But cramming is deeply embedded in Asia, where top grades — and often nothing else — have long been prized as essential for professional success. Before toothbrushes or printing presses, there were civil service exams that could make or break you. Chinese families have been hiring test-prep tutors since the 7th century. Modern-day South Korea has taken this competition to new extremes. In 2010, 74% of all students engaged in some kind of private after-school instruction, sometimes called shadow education, at an average cost of $2,600 per student for the year. There are more private instructors in South Korea than there are schoolteachers, and the most popular of them make millions of dollars a year from online and in-person classes.
In Seoul, legions of students who fail to get into top universities spend the entire year after high school attending hagwons to improve their scores on university admissions exams. And they must compete even to do this. At the prestigious Daesung Institute, admission is based (diabolically enough) on students’ test scores. Only 14% of applicants are accepted. After a year of 14-hour days, about 70% gain entry to one of the nation’s top three universities.

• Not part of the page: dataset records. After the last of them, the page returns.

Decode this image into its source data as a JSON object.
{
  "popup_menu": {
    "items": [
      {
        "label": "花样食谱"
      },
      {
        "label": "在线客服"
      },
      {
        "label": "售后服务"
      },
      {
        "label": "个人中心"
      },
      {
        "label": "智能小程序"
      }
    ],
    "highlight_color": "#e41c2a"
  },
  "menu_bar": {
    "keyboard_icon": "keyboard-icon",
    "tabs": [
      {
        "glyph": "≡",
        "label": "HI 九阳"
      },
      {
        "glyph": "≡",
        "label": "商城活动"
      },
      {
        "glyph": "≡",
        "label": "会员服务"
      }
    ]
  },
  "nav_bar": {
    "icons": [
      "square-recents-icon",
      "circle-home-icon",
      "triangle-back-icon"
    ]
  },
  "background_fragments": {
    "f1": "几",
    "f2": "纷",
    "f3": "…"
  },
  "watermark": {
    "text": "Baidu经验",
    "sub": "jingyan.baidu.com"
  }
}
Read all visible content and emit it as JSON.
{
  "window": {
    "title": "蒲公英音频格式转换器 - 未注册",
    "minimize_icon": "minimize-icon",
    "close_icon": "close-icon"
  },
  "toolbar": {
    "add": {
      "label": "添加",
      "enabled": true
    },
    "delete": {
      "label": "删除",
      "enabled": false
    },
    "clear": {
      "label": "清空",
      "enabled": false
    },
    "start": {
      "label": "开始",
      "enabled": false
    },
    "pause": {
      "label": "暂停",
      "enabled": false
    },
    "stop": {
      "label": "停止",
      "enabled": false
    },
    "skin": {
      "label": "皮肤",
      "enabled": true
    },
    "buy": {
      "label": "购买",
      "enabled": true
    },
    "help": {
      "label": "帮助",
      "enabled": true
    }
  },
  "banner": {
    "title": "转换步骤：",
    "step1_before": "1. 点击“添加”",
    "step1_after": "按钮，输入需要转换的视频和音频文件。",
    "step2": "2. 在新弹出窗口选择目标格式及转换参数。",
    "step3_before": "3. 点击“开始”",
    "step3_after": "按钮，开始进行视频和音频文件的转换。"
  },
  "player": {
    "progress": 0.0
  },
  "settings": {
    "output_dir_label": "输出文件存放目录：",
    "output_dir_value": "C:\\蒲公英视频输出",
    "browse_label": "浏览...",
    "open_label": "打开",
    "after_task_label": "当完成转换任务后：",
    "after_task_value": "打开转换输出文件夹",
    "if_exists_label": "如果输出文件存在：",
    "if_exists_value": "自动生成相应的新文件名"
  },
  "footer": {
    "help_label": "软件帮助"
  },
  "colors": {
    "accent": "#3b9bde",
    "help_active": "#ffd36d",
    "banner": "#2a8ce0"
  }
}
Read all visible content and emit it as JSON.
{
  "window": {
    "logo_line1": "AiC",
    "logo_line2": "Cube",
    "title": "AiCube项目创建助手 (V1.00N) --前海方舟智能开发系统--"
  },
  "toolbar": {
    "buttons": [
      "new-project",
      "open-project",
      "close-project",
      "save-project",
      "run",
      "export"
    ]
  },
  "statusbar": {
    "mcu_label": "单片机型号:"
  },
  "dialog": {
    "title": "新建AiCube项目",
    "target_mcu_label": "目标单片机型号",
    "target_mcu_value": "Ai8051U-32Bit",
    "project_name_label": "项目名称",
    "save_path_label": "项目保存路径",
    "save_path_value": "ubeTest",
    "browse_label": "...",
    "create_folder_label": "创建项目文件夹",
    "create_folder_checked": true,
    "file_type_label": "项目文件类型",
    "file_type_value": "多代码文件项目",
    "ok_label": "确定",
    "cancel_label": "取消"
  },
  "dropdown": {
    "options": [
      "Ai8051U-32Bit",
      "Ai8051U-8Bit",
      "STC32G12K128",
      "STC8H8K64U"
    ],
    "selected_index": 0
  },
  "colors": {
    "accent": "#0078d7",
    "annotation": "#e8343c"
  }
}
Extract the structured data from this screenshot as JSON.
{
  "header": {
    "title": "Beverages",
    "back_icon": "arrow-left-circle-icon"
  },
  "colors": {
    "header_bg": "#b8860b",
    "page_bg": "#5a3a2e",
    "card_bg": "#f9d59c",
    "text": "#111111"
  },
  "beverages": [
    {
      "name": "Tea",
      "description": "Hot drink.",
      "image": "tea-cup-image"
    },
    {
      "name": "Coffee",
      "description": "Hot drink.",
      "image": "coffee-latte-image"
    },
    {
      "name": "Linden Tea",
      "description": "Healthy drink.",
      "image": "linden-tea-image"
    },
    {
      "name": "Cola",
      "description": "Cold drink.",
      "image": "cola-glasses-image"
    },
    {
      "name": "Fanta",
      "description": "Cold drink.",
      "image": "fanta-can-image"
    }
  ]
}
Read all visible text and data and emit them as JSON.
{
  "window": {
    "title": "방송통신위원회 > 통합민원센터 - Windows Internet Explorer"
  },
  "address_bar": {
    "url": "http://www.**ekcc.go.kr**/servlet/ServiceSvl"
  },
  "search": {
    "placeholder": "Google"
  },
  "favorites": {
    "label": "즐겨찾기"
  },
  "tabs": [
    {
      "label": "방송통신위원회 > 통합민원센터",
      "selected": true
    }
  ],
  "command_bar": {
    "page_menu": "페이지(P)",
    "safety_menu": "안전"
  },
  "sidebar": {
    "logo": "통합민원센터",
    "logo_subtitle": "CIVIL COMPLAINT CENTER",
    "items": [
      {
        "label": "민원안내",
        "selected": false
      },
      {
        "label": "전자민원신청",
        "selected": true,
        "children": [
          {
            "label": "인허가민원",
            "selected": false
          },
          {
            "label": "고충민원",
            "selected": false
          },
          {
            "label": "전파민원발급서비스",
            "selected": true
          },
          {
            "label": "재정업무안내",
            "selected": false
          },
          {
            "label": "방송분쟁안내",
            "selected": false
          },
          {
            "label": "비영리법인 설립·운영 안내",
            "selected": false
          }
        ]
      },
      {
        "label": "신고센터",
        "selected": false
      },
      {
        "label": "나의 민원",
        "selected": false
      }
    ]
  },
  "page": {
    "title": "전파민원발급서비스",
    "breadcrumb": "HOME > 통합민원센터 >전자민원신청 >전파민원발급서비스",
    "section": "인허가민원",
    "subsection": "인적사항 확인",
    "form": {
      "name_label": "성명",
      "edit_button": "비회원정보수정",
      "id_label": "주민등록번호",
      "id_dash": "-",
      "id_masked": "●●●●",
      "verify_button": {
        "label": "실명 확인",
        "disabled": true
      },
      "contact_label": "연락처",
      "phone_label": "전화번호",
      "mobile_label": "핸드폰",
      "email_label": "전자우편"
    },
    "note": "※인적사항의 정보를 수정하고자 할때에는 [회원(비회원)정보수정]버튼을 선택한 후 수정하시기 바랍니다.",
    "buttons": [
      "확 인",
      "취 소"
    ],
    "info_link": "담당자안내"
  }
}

From a distance, South Korea’s results look enviable. Its students consistently outperform their counterparts in almost every country in reading and math. In the U.S., Barack Obama and his Education Secretary speak glowingly of the enthusiasm South Korean parents have for educating their children, and they lament how far U.S. students are falling behind. Without its education obsession, South Korea could not have transformed into the economic powerhouse that it is today. (Since 1962 the nation’s GDP has gone up about 40,000%, making it the world’s 13th largest economy.) But the country’s leaders worry that unless its rigid, hierarchical system starts to nurture more innovation, economic growth will stall — and fertility rates will continue to decline as families feel the pressure of paying for all that tutoring. “You Americans see a bright side of the Korean system,” Education Minister Lee Ju-ho tells me, “but Koreans are not happy with it.”
The problem is not that South Korean kids aren’t learning enough or working hard enough; it’s that they aren’t working smart. When I visited some schools, I saw classrooms in which a third of the students slept while the teacher continued lecturing, seemingly unfazed. Gift stores sell special pillows that slip over your forearm to make desktop napping more comfortable. This way, goes the backward logic, you can sleep in class — and stay up late studying. By way of comparison, consider Finland, the only European country to routinely perform as well as South Korea on the test for 15-year-olds conducted by the Organisation for Economic Co-operation and Development. In Finland, public and private spending combined is less per pupil than in South Korea, and only 13% of Finnish students take remedial after-school lessons.